More than 100 days in, I offer communities and responders across the country with these words of advice and perspective: our efforts to maintain pressure on the virus have only begun. At the time this Disaster Discourse was published, there is no treatment to COVID-19, and we do not have a vaccine. Our hard work in maintaining pressure on the virus to date has been contingent on the public’s participation in prevention and mitigation efforts, including practicing social distancing, wearing face coverings when social distancing is a challenge, and demonstrating health etiquette. The public has also been key in investigating spread of the virus through testing and contact tracing. As we move further away from the initial days of COVID-19 in our communities, we must overcome the fatigue of this long response with steadfastness and vigilance. The participation of the public, as well as maintaining strong intelligence capabilities, is key to our work. Our efforts continue to matter.

I want to thank all those deployed with me and working across the country and in their communities to respond to COVID-19. Keep up the fight…your dedication to the cause is seen every day.

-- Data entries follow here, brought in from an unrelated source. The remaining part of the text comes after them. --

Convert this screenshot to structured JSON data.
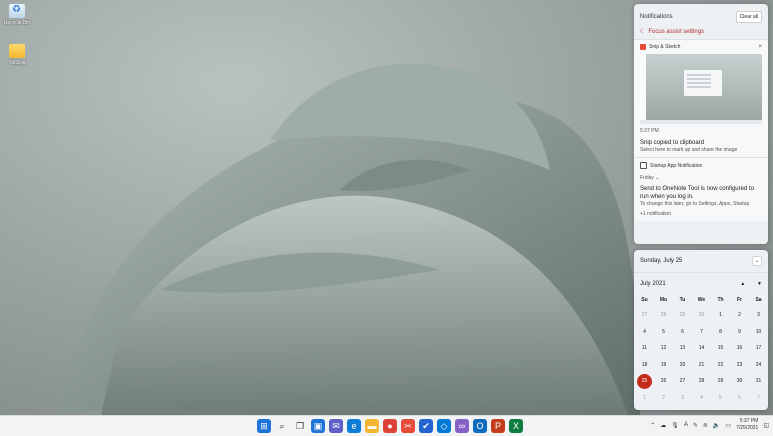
{
  "desktop": {
    "icons": [
      {
        "label": "Recycle Bin",
        "icon": "recycle-bin-icon"
      },
      {
        "label": "TikStop",
        "icon": "folder-icon"
      }
    ]
  },
  "notifications": {
    "title": "Notifications",
    "clear_all": "Clear all",
    "focus_assist": "Focus assist settings",
    "snip": {
      "app": "Snip & Sketch",
      "time": "5:37 PM",
      "message": "Snip copied to clipboard",
      "sub": "Select here to mark up and share the image"
    },
    "startup": {
      "app": "Startup App Notification",
      "day": "Friday",
      "message": "Send to OneNote Tool is now configured to run when you log in.",
      "sub": "To change this later, go to Settings, Apps, Startup",
      "more": "+1 notification"
    }
  },
  "calendar": {
    "date_header": "Sunday, July 25",
    "month": "July 2021",
    "weekdays": [
      "Su",
      "Mo",
      "Tu",
      "We",
      "Th",
      "Fr",
      "Sa"
    ],
    "days": [
      [
        "27",
        "28",
        "29",
        "30",
        "1",
        "2",
        "3"
      ],
      [
        "4",
        "5",
        "6",
        "7",
        "8",
        "9",
        "10"
      ],
      [
        "11",
        "12",
        "13",
        "14",
        "15",
        "16",
        "17"
      ],
      [
        "18",
        "19",
        "20",
        "21",
        "22",
        "23",
        "24"
      ],
      [
        "25",
        "26",
        "27",
        "28",
        "29",
        "30",
        "31"
      ],
      [
        "1",
        "2",
        "3",
        "4",
        "5",
        "6",
        "7"
      ]
    ],
    "today": "25"
  },
  "taskbar": {
    "time": "5:37 PM",
    "date": "7/25/2021",
    "apps": [
      "start-icon",
      "search-icon",
      "task-view-icon",
      "widgets-icon",
      "chat-icon",
      "edge-icon",
      "file-explorer-icon",
      "chrome-icon",
      "snip-icon",
      "todo-icon",
      "vscode-icon",
      "visual-studio-icon",
      "outlook-icon",
      "powerpoint-icon",
      "excel-icon"
    ]
  },
  "colors": {
    "accent": "#c42b1c",
    "panel": "#eef1f3"
  }
}
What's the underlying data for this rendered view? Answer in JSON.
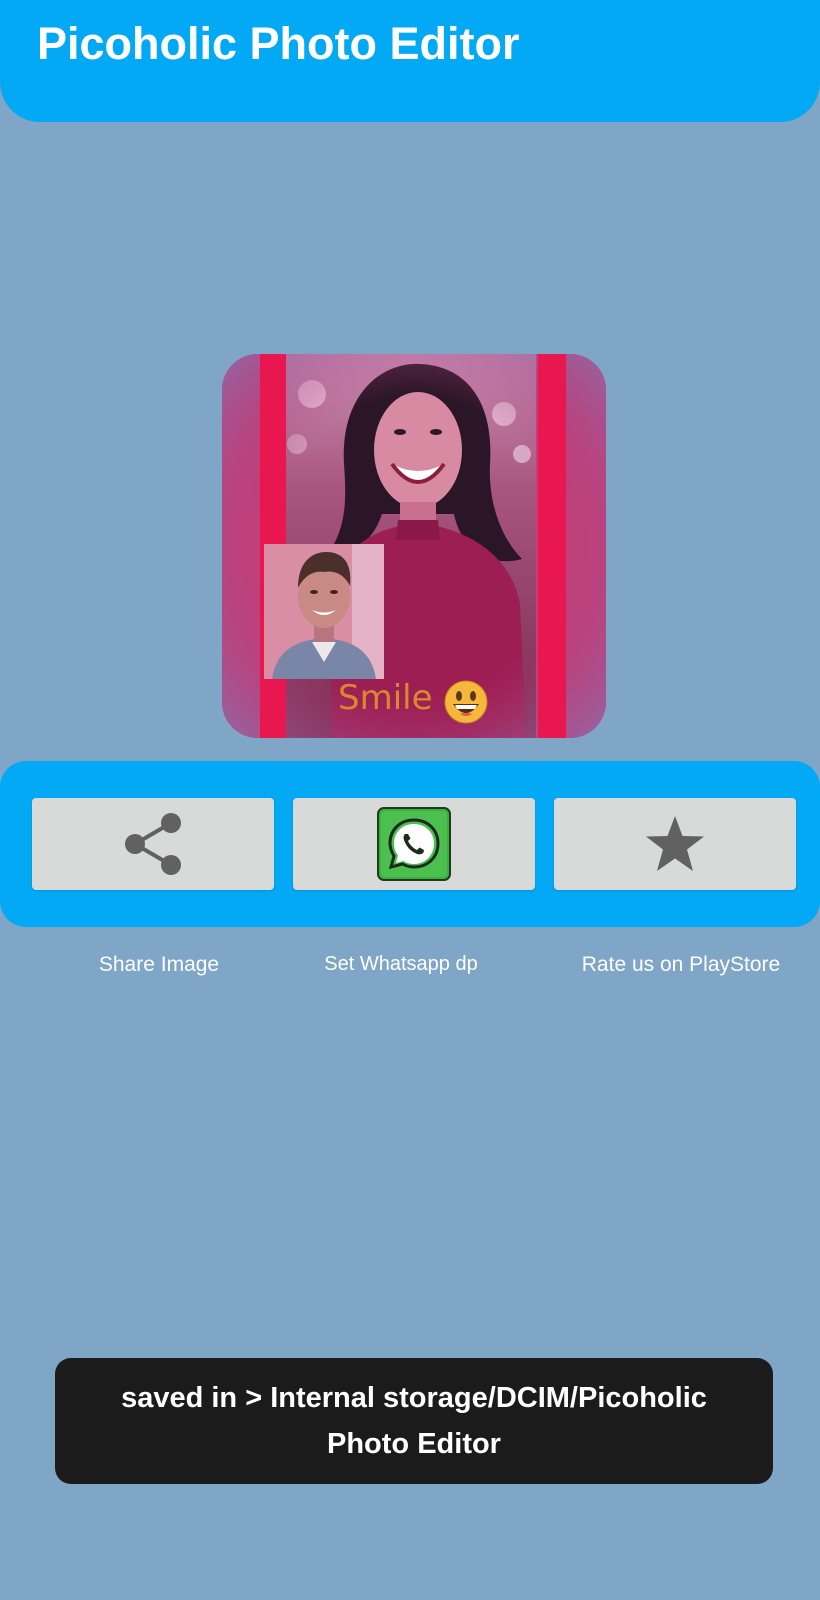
{
  "app_bar": {
    "title": "Picoholic Photo Editor",
    "color": "#03a9f4"
  },
  "preview": {
    "sticker_text": "Smile",
    "sticker_emoji_icon": "grinning-face-icon",
    "frame_color": "#e8174f"
  },
  "actions": [
    {
      "label": "Share Image",
      "icon": "share-icon"
    },
    {
      "label": "Set Whatsapp dp",
      "icon": "whatsapp-icon"
    },
    {
      "label": "Rate us on PlayStore",
      "icon": "star-icon"
    }
  ],
  "toast": {
    "message": "saved in > Internal storage/DCIM/Picoholic Photo Editor"
  },
  "colors": {
    "background": "#7fa5c7",
    "accent": "#03a9f4",
    "button": "#d8dada",
    "icon": "#616161",
    "toast": "#1b1b1b"
  }
}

David Schuld is a Deputy Director of Preparedness with Hagerty Consulting and is currently deployed to Salt Lake County to support COVID-19 response and recovery. Mr. Schuld served as Intelligence Section Chief for Salt Lake County’s emergent response to COVID-19, and has now been seconded as Special Assistant to the Mayor for COVID-19 Response and Recovery, supporting the sustained health response and the implementation of the adaptive and long-term recovery planning initiatives on behalf of the Mayor of Salt Lake County. Prior to COVID-19, Mr. Schuld led Hagerty’s Active Threat Portfolio, and is a nationally recognized leader in comprehensive and integrated response planning and operations. His policy experience includes serving as a military research analyst for the European Parliament in Brussels, serving as Military Legislative Assistant for a member of the US House of Representatives, political advisor to the British Army, and Crisis Management Advisor for the British Government in the US. Mr. Schuld is originally from Ohio, and studied political science at John Carroll University, has a graduate degree in public policy and administration from Katholieke Universiteit Leuven in Belgium, and completed Air Command and Staff College with the US Air Force.